==== MATERIAL FOR THE TASK
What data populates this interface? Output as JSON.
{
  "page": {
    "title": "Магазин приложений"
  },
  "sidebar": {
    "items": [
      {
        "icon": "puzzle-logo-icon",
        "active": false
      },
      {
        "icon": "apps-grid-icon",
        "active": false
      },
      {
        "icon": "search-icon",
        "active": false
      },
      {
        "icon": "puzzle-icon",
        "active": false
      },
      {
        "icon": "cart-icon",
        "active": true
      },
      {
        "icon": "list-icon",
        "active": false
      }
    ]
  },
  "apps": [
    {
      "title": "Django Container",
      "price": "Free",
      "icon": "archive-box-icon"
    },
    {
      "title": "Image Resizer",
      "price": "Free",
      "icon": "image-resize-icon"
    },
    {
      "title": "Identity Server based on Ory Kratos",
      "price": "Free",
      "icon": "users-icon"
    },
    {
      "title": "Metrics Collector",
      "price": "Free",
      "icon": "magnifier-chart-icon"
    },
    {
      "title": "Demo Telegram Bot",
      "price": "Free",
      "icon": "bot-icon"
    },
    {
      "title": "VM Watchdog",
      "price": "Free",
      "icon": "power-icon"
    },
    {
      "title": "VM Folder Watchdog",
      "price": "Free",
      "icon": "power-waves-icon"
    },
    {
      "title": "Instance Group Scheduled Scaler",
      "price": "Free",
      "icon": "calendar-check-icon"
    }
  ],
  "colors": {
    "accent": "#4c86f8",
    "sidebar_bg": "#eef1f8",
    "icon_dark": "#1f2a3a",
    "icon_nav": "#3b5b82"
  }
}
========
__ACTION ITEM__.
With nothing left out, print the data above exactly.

__REPLY TO THE TASK__.
What data populates this interface? Output as JSON.
{
  "page": {
    "title": "Магазин приложений"
  },
  "sidebar": {
    "items": [
      {
        "icon": "puzzle-logo-icon",
        "active": false
      },
      {
        "icon": "apps-grid-icon",
        "active": false
      },
      {
        "icon": "search-icon",
        "active": false
      },
      {
        "icon": "puzzle-icon",
        "active": false
      },
      {
        "icon": "cart-icon",
        "active": true
      },
      {
        "icon": "list-icon",
        "active": false
      }
    ]
  },
  "apps": [
    {
      "title": "Django Container",
      "price": "Free",
      "icon": "archive-box-icon"
    },
    {
      "title": "Image Resizer",
      "price": "Free",
      "icon": "image-resize-icon"
    },
    {
      "title": "Identity Server based on Ory Kratos",
      "price": "Free",
      "icon": "users-icon"
    },
    {
      "title": "Metrics Collector",
      "price": "Free",
      "icon": "magnifier-chart-icon"
    },
    {
      "title": "Demo Telegram Bot",
      "price": "Free",
      "icon": "bot-icon"
    },
    {
      "title": "VM Watchdog",
      "price": "Free",
      "icon": "power-icon"
    },
    {
      "title": "VM Folder Watchdog",
      "price": "Free",
      "icon": "power-waves-icon"
    },
    {
      "title": "Instance Group Scheduled Scaler",
      "price": "Free",
      "icon": "calendar-check-icon"
    }
  ],
  "colors": {
    "accent": "#4c86f8",
    "sidebar_bg": "#eef1f8",
    "icon_dark": "#1f2a3a",
    "icon_nav": "#3b5b82"
  }
}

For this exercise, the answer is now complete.